Nearly three and a half million Puerto Ricans are suffering from the worst hurricane to hit the Island in eighty nine years. And I know this because when I was a child my father would tell me about the hurricanes he had survived as we prepared for another one.
In 1928, San Felipe Segundo, a category 5 storm, hit Ponce, the second largest town in the southern part of the island, where he lived with his family. They had to flee their house by the beach and his father rowed them in a small dingy to reach the public shelter as objects flew above them. San Felipe left five hundred thousand people homeless and caused fifty million dollars’ worth of damages.
San Felipe moved from the southeast across the whole island to exit through the northwest, the same path that Hurricane María took this September twentieth, with winds of 155 miles per hour and more than twenty inches of rain.
Officials in Puerto Rico describe the aftermath as “apocalyptic.” At least fifteen people are confirmed dead. And there’s almost no cellphone coverage, no running water and no power. Without communication, millions, including leaders, first responders and whole families, have been cut off from the world and from one another. Many roads are washed away and others are blocked by debris, creating more isolation. The current estimate in damages is at twenty billion dollars. And a few days after the storm, seventy thousand people were evacuated from their homes because of concerns that the Guajataca damn in the northwest may collapse.
Hurricanes were part of my childhood, but I can’t imagine the devastation of this one. Governor Roselló calls it “Unprecedented,” as he calls for aid from Congress, the president and the rest of the country.
I hope we don’t treat this catastrophe as a typical news cycle where attention shifts elsewhere after a few days. The five million Puerto Ricans living in the US mainland are mobilizing to help and so should we all.
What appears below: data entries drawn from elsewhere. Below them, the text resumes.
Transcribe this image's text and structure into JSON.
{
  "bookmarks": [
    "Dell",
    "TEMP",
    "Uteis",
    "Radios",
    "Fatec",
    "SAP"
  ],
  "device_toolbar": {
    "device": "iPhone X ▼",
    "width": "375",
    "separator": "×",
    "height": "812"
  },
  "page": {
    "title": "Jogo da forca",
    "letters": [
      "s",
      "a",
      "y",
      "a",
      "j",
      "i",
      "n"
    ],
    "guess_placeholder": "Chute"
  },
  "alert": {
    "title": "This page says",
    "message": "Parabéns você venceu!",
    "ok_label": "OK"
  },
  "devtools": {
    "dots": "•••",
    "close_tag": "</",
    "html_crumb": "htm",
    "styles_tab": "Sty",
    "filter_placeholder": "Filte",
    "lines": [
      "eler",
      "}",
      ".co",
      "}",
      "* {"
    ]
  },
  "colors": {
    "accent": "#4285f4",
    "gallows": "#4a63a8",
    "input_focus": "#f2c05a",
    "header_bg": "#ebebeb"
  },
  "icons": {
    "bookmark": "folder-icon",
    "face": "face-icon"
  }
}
The road to recovery for Puerto Ricans will be measured in months and years and we need to stand with them for the duration.
As Texans and other southern states learned with Harvey, Irma and María - and as Vermonters learned with Irene - next time it might just be us.